NEW DATA: Why 75 Pct Of Consumers Skip Using Digital Cards

The digital payment experience offered by the Starbucks app captured consumers’ attention when it was rolled out over a decade ago, triggering a wave of similar branded apps and services geared toward ousting cash — and eventually plastic card payments — from their treasured positions in consumers’ wallets.

More and more consumers have bypassed physical cards in favor of online or mobile-enabled alternatives at the in-store point-of-sale (POS), tapping wallets such as Apple Pay or Google Pay instead. The ongoing shift to digital-first payments grew in 2020, with the Starbucks Rewards member base expanding 10 percent from 2019 figures, for example.

Yet the adoption of digital cards has begun to taper off from previous highs; while 41 percent of consumers stated they had virtual credit or debit cards attached to digital wallets, swiping or tapping physical plastic cards still remains the top way most consumers want to pay. PYMNTS research found that only 5 percent of consumers without digital cards stated they were either “very” or “extremely” interested in getting them. This does not mean opportunities for digital card growth are disappearing, however, but that issuers must be able to present the benefits of these cards to consumers who remain lukewarm on their advantages.

Digital Card Usage: A Path Forward, a PYMNTS and IDEMIA collaboration, takes an introspective look at the current state of digital card adoption and how issuers and other financial players could champion its growth. The report analyzes the responses of a census-balanced panel of 2,244 United States consumers regarding the key factors driving their use of digital cards, as well as the barriers that may be preventing them from doing so.

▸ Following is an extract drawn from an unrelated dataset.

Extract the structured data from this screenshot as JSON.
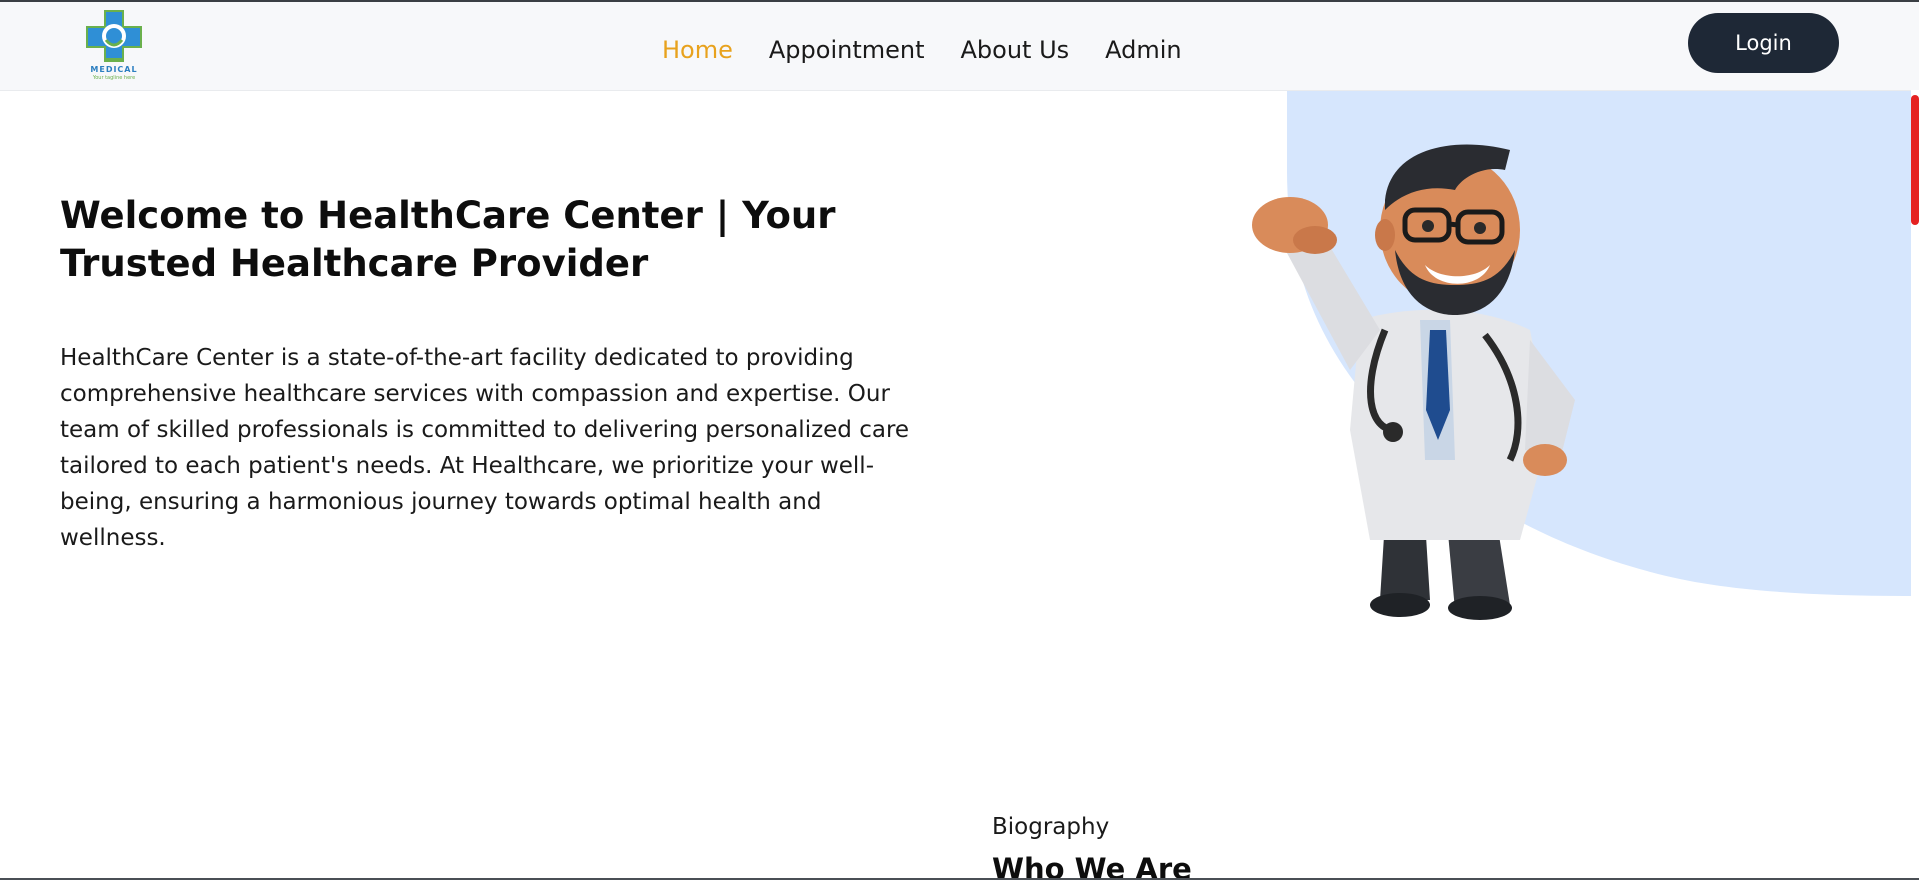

Consumers are still intrigued by virtual cards’ potential; 11 percent reported tentative interest in signing for digital cards in the future, indicating this market is still ripe for expansion. The draw of digital cards is especially strong among millennials or lower-income consumers, with the added convenience or ease-of-use of the payment method being the top factors drawing their attention. Fifty-seven percent of millennials claimed they were attracted to the possibility of paying with digital cards in stores, for example.

The fascination with digital cards even among younger generations has not yet translated into actual use, however, and one reason why this is the case may be due to the continued dominance of plastic card acceptance, especially brick-and-mortar transactions. Seventy-percent of respondents noted they are comfortable paying in stores with plastic credit or debit cards, while notably, only 46 percent stated the same about digital wallets.

Improving comfort with digital wallets may be key to convincing more consumers to turn to their phones instead of their plastic cards when paying both in-store and online, therefore. Taking a careful look at how consumers want to pay and the factors they value out of the payment experience is also essential to the continued growth of digital card adoption.

To learn more about the state of the digital card market and how issuers can shore up adoption, download the report.